Earlier in the year the news was full of doom and gloom relating to the economy. It got me worried and I'm sure many others were too. With all our reserves tied up in the investments made to the building and the banks looking increasingly unhappy about turning equity into cash, we needed a careful approach to unnecessary spending. Couple that with the possibility that customers might stop spending, a worrying time was in store.
As a good business man would, I keep a running check on financial performance. I know I'm not a good business man, but occasionally I pretend and have a wee peek at the figures. They're not superb, but they are no worse than any other year, within the normal variations caused by such things as the changing date of Easter. The warm weather in June seems to have balanced out the slow March start to the season.
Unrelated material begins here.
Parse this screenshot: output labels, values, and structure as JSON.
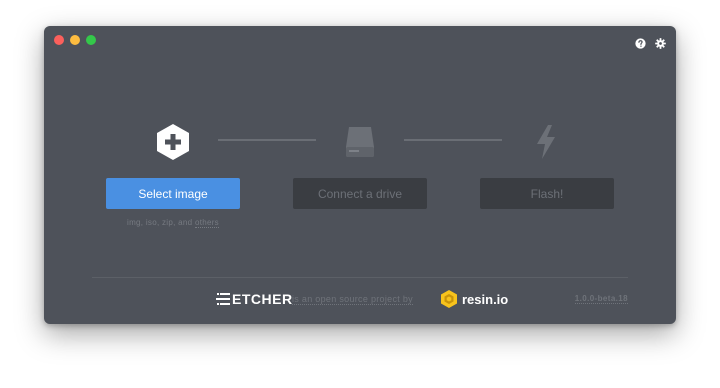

Either way the "recession" seems to have had no real effect on business. The hot weather, however, is making people thirsty.
There are some more subtle changes I'm noticing to trade. Every single brewer I've spoken to reports healthy sales. Some even reporting having difficulties keeping up with demand. I've noticed that some breweries that used to ring up every week touting for custom are now waiting for us to call them. When we do call the choices left are often much reduced. Beer sales generally might well be declining but not from the quality microbreweries from which we source our beers.
The biggest change we are noticing is in accommodation bookings. We used to be fully booked in advance for most weekends. This year we seem to be taking much more in the way of late bookings. An effect, we think, of the "staycation" holiday. Recently, we've have had space up until the last minute and even been filling up with people "off the street". Indeed, it seems many more people are setting off from home with no idea where they will end up. Many more people are coming in off the street looking for rooms than in previous years.
It would seem we're reasonably recession proof. The word on the business street is that unless the wolf is already scratching at the door, you've probably got over the worst. It might not be much consolation to anybody who has lost their job, or whose business has gone down the tubes, but I do think things are looking up both for pubs and for the economy in general. Don't start complaining that it's too hot, like I nearly did, just get out there and drink some beer.
1Ha, the palate was delivered before I got a chance to finish this post. In fact, I spent most of the day washing out the brewery and bringing in the malt. Tomorrow is brew day, yippee, and I've got some new types of malt, yippee again. That'll stop any beer
Speaking of which, I've just put some beer in bottles at my first try at bottle conditioning. I'm not shouting too loud yet, it might be a dismal failure. It'll take a couple of weeks before we know if the conditioning is good. After that I have to look for a "brewhouse flavour that is not flattering", something to do with sparge temperature is my guess, and then start work on the next iteration.